On top of all this, good information about what is going on in local politics is getting harder to come by. Since 2004, the U.S. has lost more than 2,100 newspapers.
Engaged citizens must be informed citizens.
Things have gotten so bad that, in a 2017 Pew Research Center study, 46 percent of Americans were open to considering other forms of government, including rule by a strong leader or by experts.
Commitment to the democratic process engages citizens.
Yep. Our democracy, the world’s oldest constitutional democracy, is a hot mess.
And now, on top of all this, we are probably losing the battle with a pandemic, our economy has tanked, and the structural inequality and racism in the country has become too glaringly obvious for even the complaisant to deny.
It’s time to think, and think seriously, about how we can change our trajectory. Theoretically, as a democracy, we should be agile enough to respond to crises with bold ideas and flexibility. It’s time to prove it.
That’s where the American Academy of Arts and Sciences comes in. Here is their mission statement:
Founded in 1780, the American Academy of Arts and Sciences honors excellence and convenes leaders from every field of human endeavor to examine new ideas, address issues of importance to the nation and the world, and work together “to cultivate every art and science which may tend to advance the interest, honor, dignity, and happiness of a free, independent, and virtuous people.”
It was clearly someone’s job to make that sound great, if a little vague. Take a look at their list of recent projects to get a better sense of the organization.
In 2018, they convened a two-year bipartisan Commission on the Practice of Democratic Citizenship. That commission has now come out with its report, including six strategies and 31 recommendations “that communities, institutions, and individuals can take to promote engaged citizenship in the 21stcentury.”
The democratic experiment is first and foremost a form of participatory government. It’s not meant to be a spectator sport. As the franchise expanded in America from property-owning white males to all citizens 18 and up (at least theoretically), so too did the essence of democratic-ness expand in the country. But now, with only half the country voting in a compelling presidential election, with so few participating in civic life, with massive inequality and a pay-to-play election system, and with citizens acting on worldviews so polarized that reality itself is in dispute, it’s fair to say that our democratic-ness is declining.
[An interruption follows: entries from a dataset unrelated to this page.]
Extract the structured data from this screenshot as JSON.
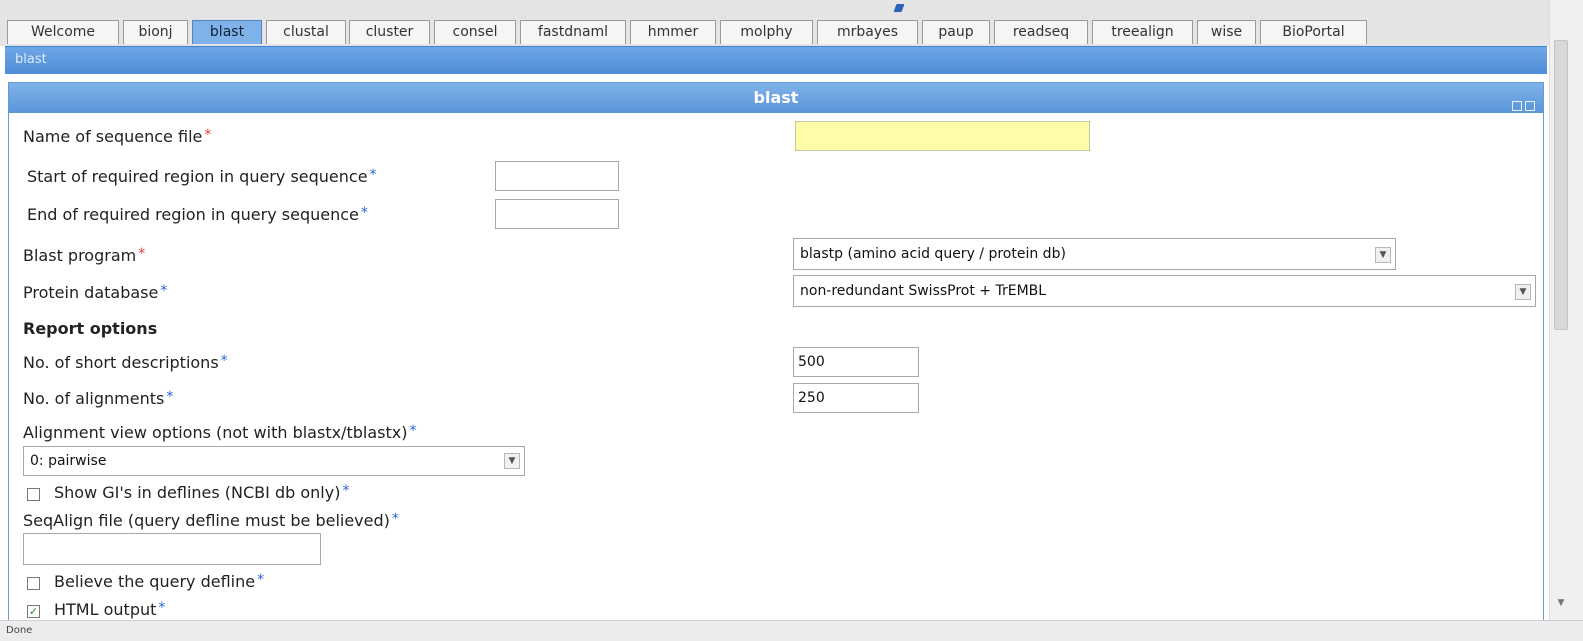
{
  "tabs": [
    "Welcome",
    "bionj",
    "blast",
    "clustal",
    "cluster",
    "consel",
    "fastdnaml",
    "hmmer",
    "molphy",
    "mrbayes",
    "paup",
    "readseq",
    "treealign",
    "wise",
    "BioPortal"
  ],
  "breadcrumb": "blast",
  "panel": {
    "title": "blast"
  },
  "form": {
    "seq_file_label": "Name of sequence file",
    "seq_file_value": "",
    "start_label": "Start of required region in query sequence",
    "start_value": "",
    "end_label": "End of required region in query sequence",
    "end_value": "",
    "program_label": "Blast program",
    "program_value": "blastp (amino acid query / protein db)",
    "database_label": "Protein database",
    "database_value": "non-redundant SwissProt + TrEMBL",
    "report_heading": "Report options",
    "short_desc_label": "No. of short descriptions",
    "short_desc_value": "500",
    "alignments_label": "No. of alignments",
    "alignments_value": "250",
    "align_view_label": "Alignment view options (not with blastx/tblastx)",
    "align_view_value": "0: pairwise",
    "show_gi_label": "Show GI's in deflines (NCBI db only)",
    "show_gi_checked": false,
    "seqalign_label": "SeqAlign file (query defline must be believed)",
    "seqalign_value": "",
    "believe_label": "Believe the query defline",
    "believe_checked": false,
    "html_label": "HTML output",
    "html_checked": true
  },
  "required_mark": "*",
  "status": "Done",
  "colors": {
    "accent": "#5a95d8",
    "tab_active": "#7fb2e8",
    "required_red": "#e53a3a",
    "required_blue": "#2b5fd9",
    "highlight_input": "#fffca8"
  }
}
In a country that is potentially cruising towards a constitutional crisis, this is a problem. So how do we begin to address some of this?
I found this report particularly compelling because, instead of merely reiterating the problems we face, it attempts to find concrete ways to help fix those problems, or at least put us on the right path. The commission brought thought leaders together for interviews, reviewed previous recommendations for fostering engaged citizenship, and conducted nearly fifty listening sessions across the country and including a wide diversity of people. And it is bipartisan.
Just think about that for a second. A commission of serious, grown-up thinkers from all along the ideological spectrum and all over the country, including leaders from academia, civil society, politics, and business, finding consensus, and agreeing to put forward a package of thirty-one specific and actionable proposals. It’s unheard of in today’s political ecosystem.
In this series, I will take a closer look at the strategies outlined in the report, and some of the recommendations of the commission. Democracy depends on citizen engagement. We all owe it to ourselves to look at some of the ways we can update our democracy for the 21st century, and foster the involvement of the people. That is the only way America can become by the people, of the people, and for the people again.